Samsung M5 joins lower-cost wireless speaker category

samsung shape m5Samsung has announced a younger sibling to its Shape M7 wireless, Internet-enabled speaker (the release of which we covered here). Called the M5, it will be formally introduced at the upcoming CES show in Las Vegas.

WiFi speakers arguably replace home radios except in one aspect: price. Wireless-enable speakers cost hundreds of dollars each — and each one provides a mono experience, albeit a high-quality mono sound. You have to be a fairly serious hi-fi streaming aficionado to invest in, for example, a Sonos system through the home.

Sonos, in fact is widely regarded as the market leader in quality and brand recognition. Even Sonos, which has built a business on its premium product, recently unleashed the Sonos Play:1 (which, yes, we also covered) as a lower-cost alternative.
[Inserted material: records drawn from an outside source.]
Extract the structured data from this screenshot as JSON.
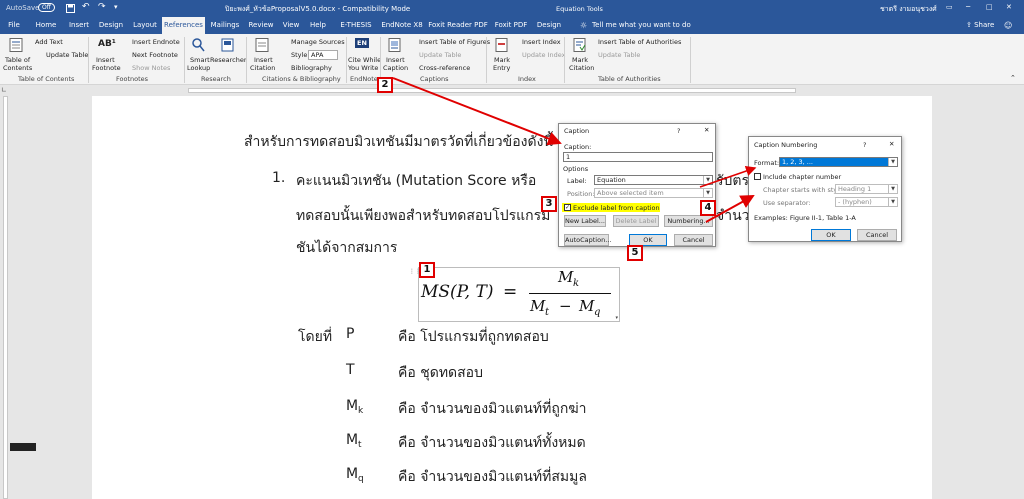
{
  "titlebar": {
    "autosave": "AutoSave",
    "autosave_state": "Off",
    "doc_title": "ปิยะพงศ์_หัวข้อProposalV5.0.docx - Compatibility Mode",
    "context": "Equation Tools",
    "user": "ชาตรี งามอนุชวงศ์"
  },
  "tabs": {
    "file": "File",
    "items": [
      "Home",
      "Insert",
      "Design",
      "Layout",
      "References",
      "Mailings",
      "Review",
      "View",
      "Help",
      "E-THESIS",
      "EndNote X8",
      "Foxit Reader PDF",
      "Foxit PDF",
      "Design"
    ],
    "tell_me": "Tell me what you want to do",
    "share": "Share"
  },
  "ribbon": {
    "toc": {
      "table_of": "Table of",
      "contents": "Contents",
      "add_text": "Add Text",
      "update_table": "Update Table",
      "group": "Table of Contents"
    },
    "footnotes": {
      "insert_footnote_1": "Insert",
      "insert_footnote_2": "Footnote",
      "ab_glyph": "AB¹",
      "insert_endnote": "Insert Endnote",
      "next_footnote": "Next Footnote",
      "show_notes": "Show Notes",
      "group": "Footnotes"
    },
    "research": {
      "smart_1": "Smart",
      "smart_2": "Lookup",
      "researcher": "Researcher",
      "group": "Research"
    },
    "citations": {
      "insert_1": "Insert",
      "insert_2": "Citation",
      "manage_sources": "Manage Sources",
      "style_label": "Style:",
      "style_value": "APA",
      "bibliography": "Bibliography",
      "group": "Citations & Bibliography"
    },
    "endnote": {
      "cite_1": "Cite While",
      "cite_2": "You Write",
      "en_glyph": "EN",
      "group": "EndNote"
    },
    "captions": {
      "insert_1": "Insert",
      "insert_2": "Caption",
      "insert_tof": "Insert Table of Figures",
      "update_table": "Update Table",
      "cross_reference": "Cross-reference",
      "group": "Captions"
    },
    "index": {
      "mark_1": "Mark",
      "mark_2": "Entry",
      "insert_index": "Insert Index",
      "update_index": "Update Index",
      "group": "Index"
    },
    "authorities": {
      "mark_1": "Mark",
      "mark_2": "Citation",
      "insert_toa": "Insert Table of Authorities",
      "update_table": "Update Table",
      "group": "Table of Authorities"
    }
  },
  "document": {
    "line1": "สำหรับการทดสอบมิวเทชันมีมาตรวัดที่เกี่ยวข้องดังนี้",
    "item_num": "1.",
    "item_text": "คะแนนมิวเทชัน (Mutation Score หรือ",
    "item_tail": "รับตร",
    "line3": "ทดสอบนั้นเพียงพอสำหรับทดสอบโปรแกรม",
    "line3_tail": "จำนวน",
    "line4": "ชันได้จากสมการ",
    "eq": {
      "ms": "MS(P, T)",
      "eqsign": "=",
      "num": "M",
      "num_sub": "k",
      "den_a": "M",
      "den_a_sub": "t",
      "minus": "−",
      "den_b": "M",
      "den_b_sub": "q"
    },
    "where": "โดยที่",
    "defs": [
      {
        "sym": "P",
        "sub": "",
        "text": "คือ โปรแกรมที่ถูกทดสอบ"
      },
      {
        "sym": "T",
        "sub": "",
        "text": "คือ ชุดทดสอบ"
      },
      {
        "sym": "M",
        "sub": "k",
        "text": "คือ จำนวนของมิวแตนท์ที่ถูกฆ่า"
      },
      {
        "sym": "M",
        "sub": "t",
        "text": "คือ จำนวนของมิวแตนท์ทั้งหมด"
      },
      {
        "sym": "M",
        "sub": "q",
        "text": "คือ จำนวนของมิวแตนท์ที่สมมูล"
      }
    ]
  },
  "caption_dialog": {
    "title": "Caption",
    "help": "?",
    "close": "✕",
    "caption_label": "Caption:",
    "caption_value": "1",
    "options": "Options",
    "label_label": "Label:",
    "label_value": "Equation",
    "position_label": "Position:",
    "position_value": "Above selected item",
    "exclude": "Exclude label from caption",
    "new_label": "New Label...",
    "delete_label": "Delete Label",
    "numbering": "Numbering...",
    "autocaption": "AutoCaption...",
    "ok": "OK",
    "cancel": "Cancel"
  },
  "numbering_dialog": {
    "title": "Caption Numbering",
    "help": "?",
    "close": "✕",
    "format_label": "Format:",
    "format_value": "1, 2, 3, ...",
    "include_chapter": "Include chapter number",
    "chapter_style_label": "Chapter starts with style",
    "chapter_style_value": "Heading 1",
    "separator_label": "Use separator:",
    "separator_value": "-    (hyphen)",
    "examples": "Examples:  Figure II-1, Table 1-A",
    "ok": "OK",
    "cancel": "Cancel"
  },
  "callouts": [
    "1",
    "2",
    "3",
    "4",
    "5"
  ],
  "colors": {
    "brand": "#2b579a",
    "annotation": "#e00000",
    "highlight": "#ffff00",
    "selection": "#0078d7"
  }
}
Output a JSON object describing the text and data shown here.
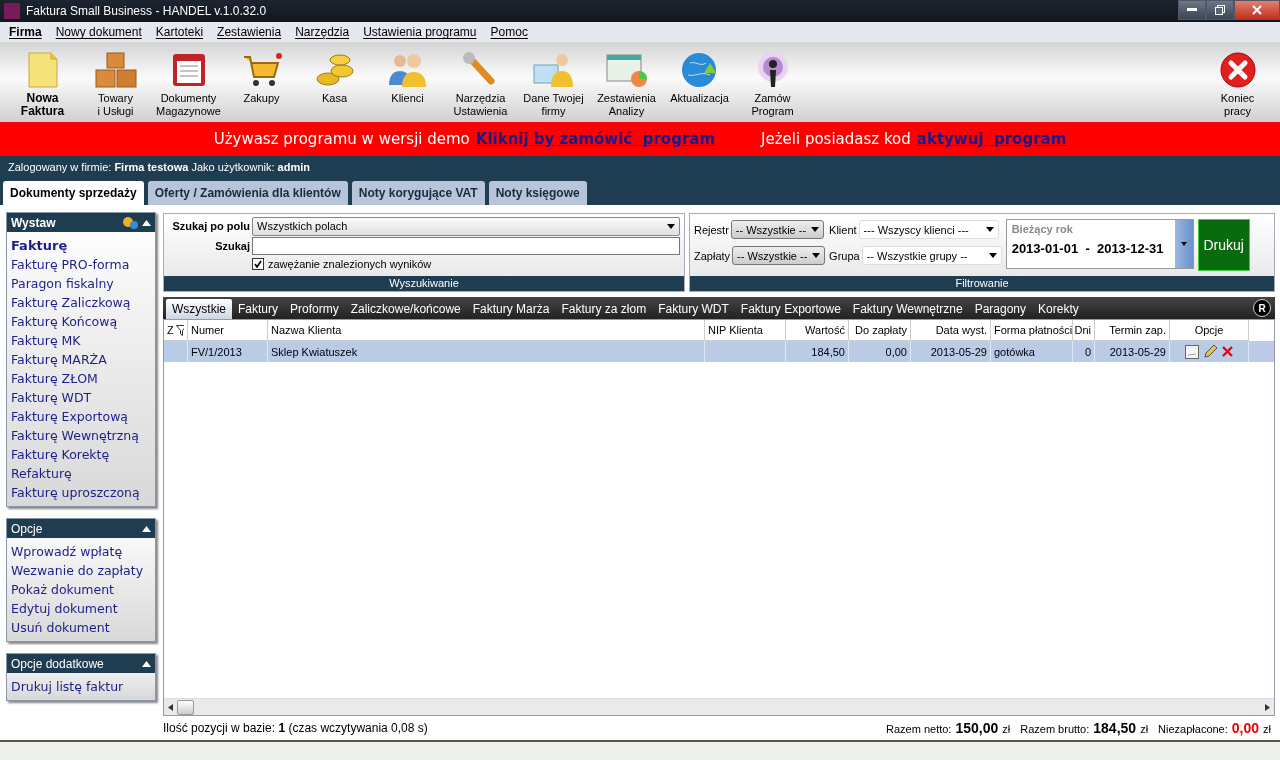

The M5, coming out mere months after the larger and pricier M7, is Samsung’s recognition of the sub-premium category void that existed. All we know of Samsung’s pricing is that the M5 will be cheaper than the $400 M7. If Samsung takes it pricing cue from Sonos (as if tech companies ever imitated each other’s business tactics), the M5 will hit the $199 point, like the Play:1.

We’ve noticed downward pressure on pricey Bluetooth wireless speakers, too. Less expensive up and down the product lines (reflecting their less reliable and shorter-distance Bluetooth connectivity), the Bluetooth cohort offers a more granular array of price points, sizes, etc.. Bose, a premium speaker brand if there ever was one, ┬árecently released the SoundLink Mini as a counter to the older and larger SoundLink II.

Brad Hill